This new version was by Constance Congdon from a translation by Virginia Scott. Ms. Congdon said “The language I chose is slang-free American English, typical of the latter half of the 20th century.” That might be, but I still prefer the 1952 Wilbur translation. This new version was more cerebral. The speeches were ethereal. There were long and laborious dissertations on honesty, false pretensions, vanity etc. etc. There was no flash among the players. It was more recitation with little or no action. Characters kept sashaying in and out of scenes, and the tempo became sluggish many times.
I thought David Adkins and Rene Augesen as Alceste and Celimene were miscast. However, some of the blame must rest on the playwright since these characters are usually fops. These characters had no appreciation of Molire. I thought that David Adkins was more like John Adams in 1776. The early line readings of Ms. Augesen did not bode well. At the beginning her voice was flat and had no sparkle. I saw no spark between the two characters. There were long speeches that were not projecting toward the end of the theater. Much of it was lost to those sitting toward the rear of the Geary.
George Wallace made an excellent Philinte. He had a great resonant voice and his inflections were perfect.
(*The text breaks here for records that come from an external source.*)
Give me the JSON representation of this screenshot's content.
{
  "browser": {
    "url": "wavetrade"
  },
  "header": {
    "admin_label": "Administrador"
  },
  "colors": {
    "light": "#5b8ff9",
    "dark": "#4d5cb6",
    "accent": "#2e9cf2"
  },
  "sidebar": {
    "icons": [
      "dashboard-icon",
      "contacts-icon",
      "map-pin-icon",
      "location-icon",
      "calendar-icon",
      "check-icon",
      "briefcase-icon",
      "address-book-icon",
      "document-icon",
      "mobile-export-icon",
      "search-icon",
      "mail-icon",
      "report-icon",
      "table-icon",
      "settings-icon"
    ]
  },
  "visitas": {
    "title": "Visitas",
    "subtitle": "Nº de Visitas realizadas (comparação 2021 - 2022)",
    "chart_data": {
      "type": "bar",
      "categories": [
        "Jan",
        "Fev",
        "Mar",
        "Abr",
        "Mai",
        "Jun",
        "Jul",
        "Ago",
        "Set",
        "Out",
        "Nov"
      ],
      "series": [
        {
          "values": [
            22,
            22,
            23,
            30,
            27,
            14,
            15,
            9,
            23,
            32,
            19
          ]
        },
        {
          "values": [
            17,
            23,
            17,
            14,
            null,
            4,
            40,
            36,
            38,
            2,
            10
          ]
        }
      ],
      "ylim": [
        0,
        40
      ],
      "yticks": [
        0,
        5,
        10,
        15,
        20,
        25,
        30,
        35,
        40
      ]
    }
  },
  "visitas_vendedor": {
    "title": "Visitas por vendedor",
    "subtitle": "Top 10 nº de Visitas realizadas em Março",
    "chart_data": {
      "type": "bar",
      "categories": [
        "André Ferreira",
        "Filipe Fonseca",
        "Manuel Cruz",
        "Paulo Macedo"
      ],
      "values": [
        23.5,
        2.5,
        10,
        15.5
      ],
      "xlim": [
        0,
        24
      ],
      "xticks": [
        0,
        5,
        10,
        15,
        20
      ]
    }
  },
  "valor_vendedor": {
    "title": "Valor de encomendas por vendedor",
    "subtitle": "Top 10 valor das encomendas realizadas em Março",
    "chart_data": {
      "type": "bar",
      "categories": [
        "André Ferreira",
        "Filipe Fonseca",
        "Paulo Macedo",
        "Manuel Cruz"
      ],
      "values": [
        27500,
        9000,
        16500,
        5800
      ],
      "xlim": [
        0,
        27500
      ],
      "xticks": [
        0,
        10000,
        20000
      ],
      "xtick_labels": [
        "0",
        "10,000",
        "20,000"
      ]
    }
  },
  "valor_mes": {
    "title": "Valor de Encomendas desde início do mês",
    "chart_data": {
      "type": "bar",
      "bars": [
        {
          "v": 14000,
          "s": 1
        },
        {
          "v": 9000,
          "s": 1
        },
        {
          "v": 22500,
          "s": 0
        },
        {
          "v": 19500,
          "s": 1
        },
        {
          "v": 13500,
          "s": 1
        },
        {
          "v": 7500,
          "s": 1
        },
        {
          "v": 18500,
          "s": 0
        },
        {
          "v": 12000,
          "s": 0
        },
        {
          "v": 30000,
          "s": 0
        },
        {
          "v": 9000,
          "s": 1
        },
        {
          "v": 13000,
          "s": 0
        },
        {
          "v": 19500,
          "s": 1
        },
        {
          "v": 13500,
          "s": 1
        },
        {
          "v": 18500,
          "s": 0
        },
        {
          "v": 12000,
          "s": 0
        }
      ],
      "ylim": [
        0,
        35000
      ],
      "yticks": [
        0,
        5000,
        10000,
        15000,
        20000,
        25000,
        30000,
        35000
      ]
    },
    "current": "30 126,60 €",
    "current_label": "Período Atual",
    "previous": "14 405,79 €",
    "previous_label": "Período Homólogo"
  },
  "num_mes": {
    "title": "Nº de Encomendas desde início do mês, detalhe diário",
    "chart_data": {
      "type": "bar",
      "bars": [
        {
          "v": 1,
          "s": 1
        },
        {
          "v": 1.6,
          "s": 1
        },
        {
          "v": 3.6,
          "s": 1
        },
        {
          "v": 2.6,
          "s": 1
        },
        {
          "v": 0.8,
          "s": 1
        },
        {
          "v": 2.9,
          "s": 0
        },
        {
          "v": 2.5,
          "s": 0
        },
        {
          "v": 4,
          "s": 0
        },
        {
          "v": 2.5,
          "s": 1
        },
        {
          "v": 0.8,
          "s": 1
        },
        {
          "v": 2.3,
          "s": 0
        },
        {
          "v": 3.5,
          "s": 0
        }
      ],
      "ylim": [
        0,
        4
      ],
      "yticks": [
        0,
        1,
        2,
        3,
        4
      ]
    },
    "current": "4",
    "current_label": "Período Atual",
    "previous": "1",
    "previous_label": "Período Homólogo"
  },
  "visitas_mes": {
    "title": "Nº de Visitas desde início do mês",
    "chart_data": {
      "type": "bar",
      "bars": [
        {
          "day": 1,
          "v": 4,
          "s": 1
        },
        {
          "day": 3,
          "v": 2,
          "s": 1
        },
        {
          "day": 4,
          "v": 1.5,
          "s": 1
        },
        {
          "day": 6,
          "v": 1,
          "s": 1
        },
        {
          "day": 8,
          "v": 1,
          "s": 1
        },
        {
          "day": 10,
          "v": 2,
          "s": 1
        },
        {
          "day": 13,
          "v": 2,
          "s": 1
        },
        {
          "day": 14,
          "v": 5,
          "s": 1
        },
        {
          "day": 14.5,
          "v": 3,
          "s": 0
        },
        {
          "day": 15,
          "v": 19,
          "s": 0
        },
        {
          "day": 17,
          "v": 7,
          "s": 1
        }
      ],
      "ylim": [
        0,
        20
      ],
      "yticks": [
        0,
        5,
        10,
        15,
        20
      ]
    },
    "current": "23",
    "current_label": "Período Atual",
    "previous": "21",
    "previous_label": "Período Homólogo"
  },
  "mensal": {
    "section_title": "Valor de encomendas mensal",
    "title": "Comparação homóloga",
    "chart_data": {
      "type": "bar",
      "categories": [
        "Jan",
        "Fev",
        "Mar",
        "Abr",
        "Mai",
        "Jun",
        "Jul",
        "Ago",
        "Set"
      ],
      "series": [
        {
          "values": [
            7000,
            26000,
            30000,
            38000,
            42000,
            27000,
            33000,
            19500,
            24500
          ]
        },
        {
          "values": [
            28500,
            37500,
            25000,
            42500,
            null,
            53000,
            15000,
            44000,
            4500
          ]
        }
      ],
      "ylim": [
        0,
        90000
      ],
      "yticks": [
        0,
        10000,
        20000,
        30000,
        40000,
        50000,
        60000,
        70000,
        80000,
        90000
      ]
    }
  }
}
He seems to know his way around Molire. Anthony Fusco was fine as the overcooked Oronte. Chris Ferry, another suitor of Celimene, was true camp as a narcissistic character. His scene with four mirrors, and maids behind these mirrors moving the objects around, is one of the most hilarious scenes of the production. Kimberly King was remarkable as Arsinoe. In her big scene with Celimene, she outshined Ms. Aguesen with her presence and voice. That scene sparkled. The Who’s Who’s said she appeared in James Joyce’s The Dead though my New York program did not list her.
Most of the dialogue rhymes in couplets of six beats. It was translated into English iambic pentameter with rhymed couplets. The difference here is that the playwright has tried for a more modern 20th Century approach. As a result, a great deal is in a pedestrian speech pattern. Good examples are such as “Ah, don’t scoff”, said Alceste, “I’ve just begun to tell you off” I like what Philinte says to Alceste, “You’re a comic figure in your wrath, like Poseidon roaring up from a birdbath”.
The set was gorgeous. Its was simple but the colors were striking. The stage was a mathematical transparency with great scrims of Kate Edwards two tiered set. The scrims were in pastel greens and blues and some are transparent as a street scene gives way to Celimene’s fantastic mirrored boudoir. The bed alone was a work of camp art. I could see that bed in some of the homes in Hollywood. The 17th Century gowns and frock coats were marvelous.
The bottom line here was I just wish the acting on the part of the principals had been more lively. I wish there were more life in the words of new version. It was a pretty, but flat, production. It runs until November 19.
A Christmas Carol opens on November 27th. Production is at Geary Theater and tickets are $15 to $61.
Cheers - and be sure to check the lineup of great shows this season in the San Francisco area